=== Begin Enclosure ===
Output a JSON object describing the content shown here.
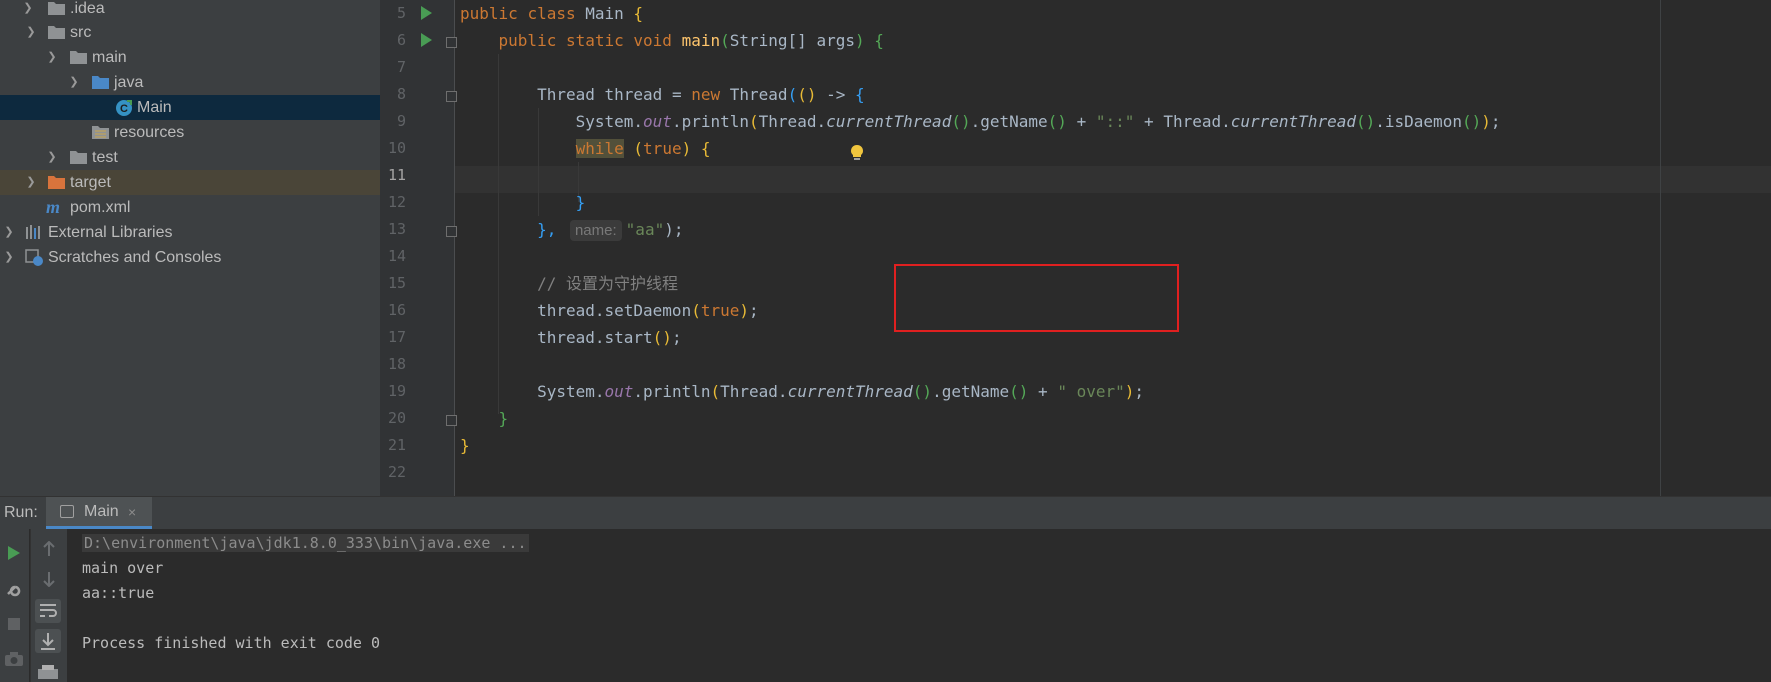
{
  "project_tree": {
    "items": [
      {
        "label": ".idea"
      },
      {
        "label": "src"
      },
      {
        "label": "main"
      },
      {
        "label": "java"
      },
      {
        "label": "Main"
      },
      {
        "label": "resources"
      },
      {
        "label": "test"
      },
      {
        "label": "target"
      },
      {
        "label": "pom.xml"
      },
      {
        "label": "External Libraries"
      },
      {
        "label": "Scratches and Consoles"
      }
    ]
  },
  "editor": {
    "line_numbers": [
      "5",
      "6",
      "7",
      "8",
      "9",
      "10",
      "11",
      "12",
      "13",
      "14",
      "15",
      "16",
      "17",
      "18",
      "19",
      "20",
      "21",
      "22"
    ],
    "current_line": "11",
    "inlay_hint": "name:",
    "code": {
      "l5": {
        "kw1": "public",
        "kw2": "class",
        "name": "Main",
        "brace": "{"
      },
      "l6": {
        "kw1": "public",
        "kw2": "static",
        "kw3": "void",
        "name": "main",
        "params": "String[] args",
        "brace": "{"
      },
      "l8": {
        "type": "Thread",
        "var": "thread",
        "eq": "=",
        "kw": "new",
        "ctor": "Thread",
        "lambda": "->",
        "brace": "{"
      },
      "l9": {
        "cls": "System",
        "field": "out",
        "call": "println",
        "cls2": "Thread",
        "m1": "currentThread",
        "getname": "getName",
        "plus": "+",
        "str": "\"::\"",
        "m2": "currentThread",
        "isdaemon": "isDaemon",
        "end": ");"
      },
      "l10": {
        "kw": "while",
        "kw2": "true",
        "brace": "{"
      },
      "l12": {
        "brace": "}"
      },
      "l13": {
        "close": "},",
        "str": "\"aa\"",
        "end": ");"
      },
      "l15": {
        "comment": "// 设置为守护线程"
      },
      "l16": {
        "obj": "thread",
        "method": "setDaemon",
        "kw": "true",
        "end": ");"
      },
      "l17": {
        "obj": "thread",
        "method": "start",
        "end": ";"
      },
      "l19": {
        "cls": "System",
        "field": "out",
        "call": "println",
        "cls2": "Thread",
        "m1": "currentThread",
        "getname": "getName",
        "plus": "+",
        "str": "\" over\"",
        "end": ");"
      },
      "l20": {
        "brace": "}"
      },
      "l21": {
        "brace": "}"
      }
    }
  },
  "run_panel": {
    "label": "Run:",
    "tab_label": "Main",
    "tab_close": "×",
    "console_lines": [
      "D:\\environment\\java\\jdk1.8.0_333\\bin\\java.exe ...",
      "main over",
      "aa::true",
      "",
      "Process finished with exit code 0"
    ]
  },
  "colors": {
    "keyword": "#cc7832",
    "method": "#ffc66d",
    "string": "#6a8759",
    "static_field": "#9876aa",
    "comment": "#808080",
    "highlight_box": "#e02020",
    "selection": "#0d293e"
  }
}
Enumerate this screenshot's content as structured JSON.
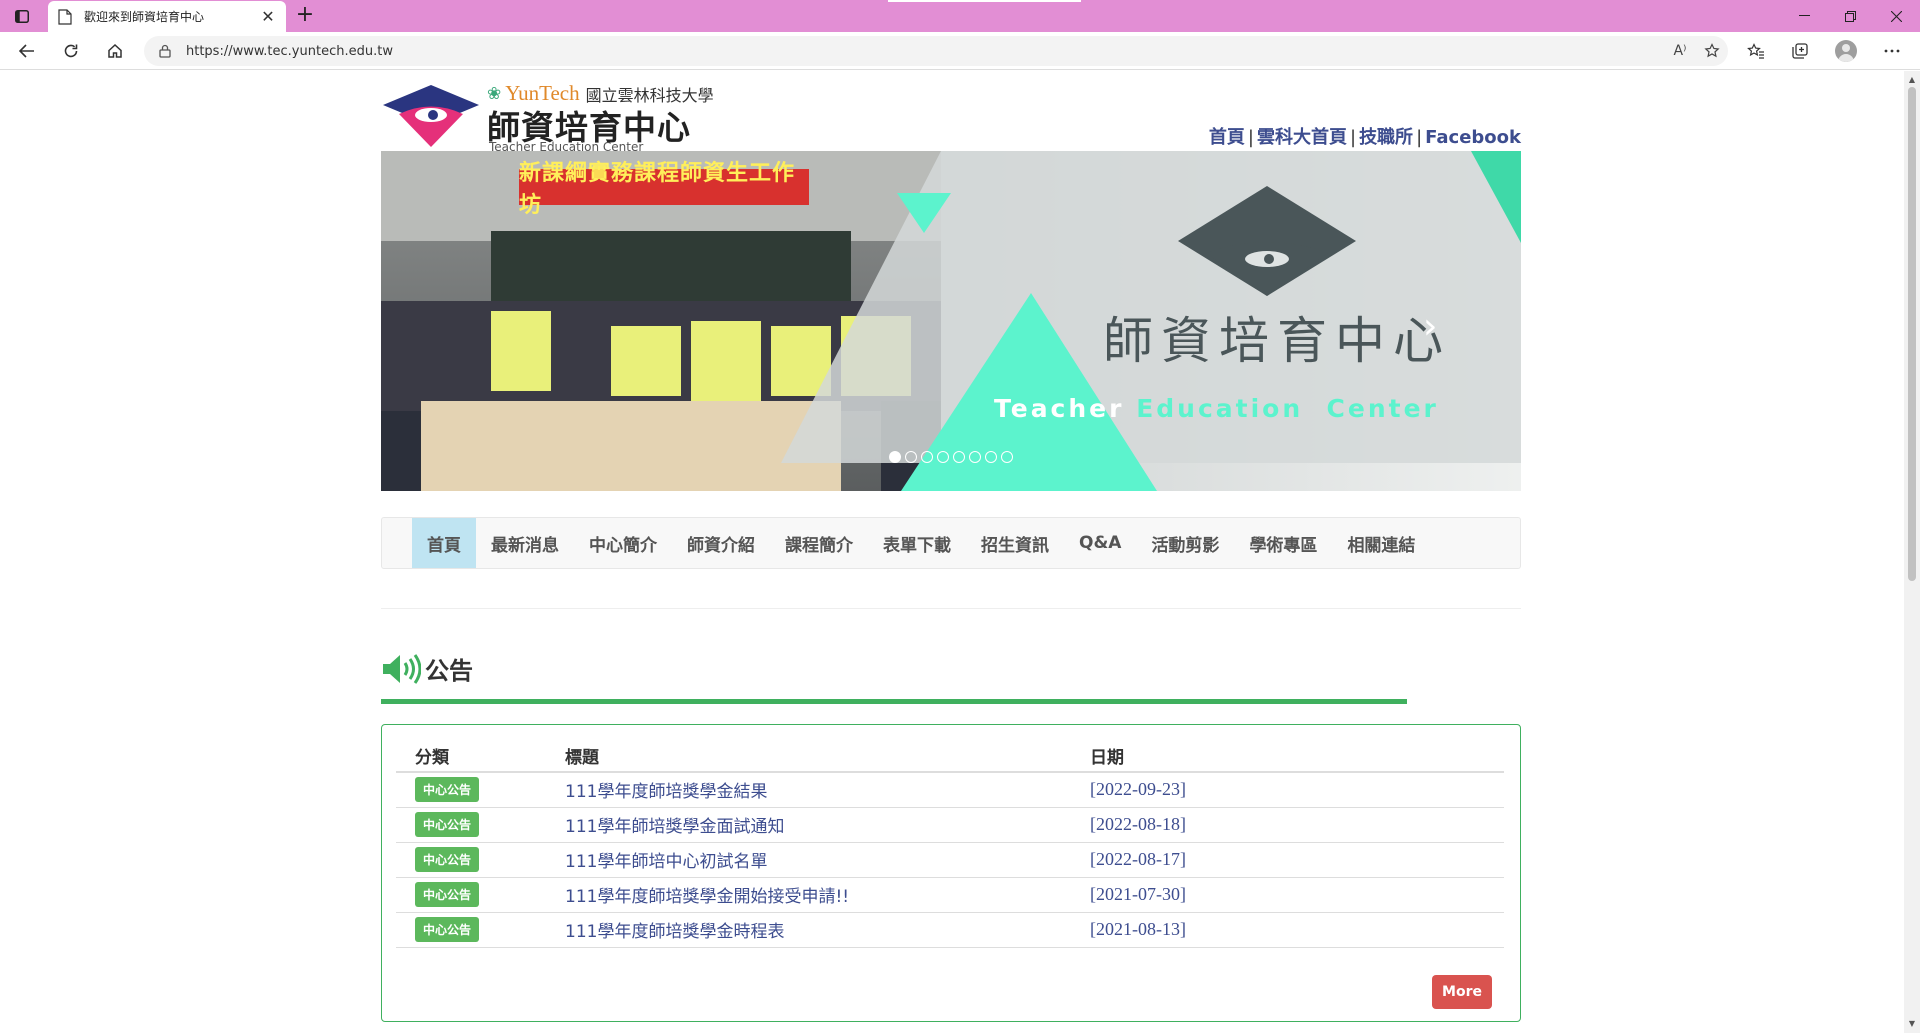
{
  "browser": {
    "tab_title": "歡迎來到師資培育中心",
    "url": "https://www.tec.yuntech.edu.tw",
    "read_aloud_icon": "A⁾"
  },
  "header": {
    "yuntech": "YunTech",
    "university": "國立雲林科技大學",
    "title": "師資培育中心",
    "subtitle": "Teacher Education Center",
    "links": [
      "首頁",
      "雲科大首頁",
      "技職所",
      "Facebook"
    ],
    "separator": "|"
  },
  "banner": {
    "photo_label": "新課綱實務課程師資生工作坊",
    "title": "師資培育中心",
    "en_word1": "Teacher",
    "en_word2": "Education  Center",
    "slide_count": 8,
    "active_slide": 1
  },
  "nav": {
    "items": [
      "首頁",
      "最新消息",
      "中心簡介",
      "師資介紹",
      "課程簡介",
      "表單下載",
      "招生資訊",
      "Q&A",
      "活動剪影",
      "學術專區",
      "相關連結"
    ],
    "active_index": 0
  },
  "announcements": {
    "heading": "公告",
    "columns": [
      "分類",
      "標題",
      "日期"
    ],
    "rows": [
      {
        "category": "中心公告",
        "title": "111學年度師培獎學金結果",
        "date": "[2022-09-23]"
      },
      {
        "category": "中心公告",
        "title": "111學年師培獎學金面試通知",
        "date": "[2022-08-18]"
      },
      {
        "category": "中心公告",
        "title": "111學年師培中心初試名單",
        "date": "[2022-08-17]"
      },
      {
        "category": "中心公告",
        "title": "111學年度師培獎學金開始接受申請!!",
        "date": "[2021-07-30]"
      },
      {
        "category": "中心公告",
        "title": "111學年度師培獎學金時程表",
        "date": "[2021-08-13]"
      }
    ],
    "more_label": "More"
  },
  "colors": {
    "titlebar": "#e28ed4",
    "accent_green": "#3fb05e",
    "link_blue": "#3d4d8f",
    "nav_active": "#bfe4f2",
    "more_red": "#d9534f",
    "teal": "#5cf3cd"
  }
}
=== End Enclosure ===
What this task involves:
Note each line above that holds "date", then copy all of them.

Finished exercise:
        "date": "[2022-09-23]"
        "date": "[2022-08-18]"
        "date": "[2022-08-17]"
        "date": "[2021-07-30]"
        "date": "[2021-08-13]"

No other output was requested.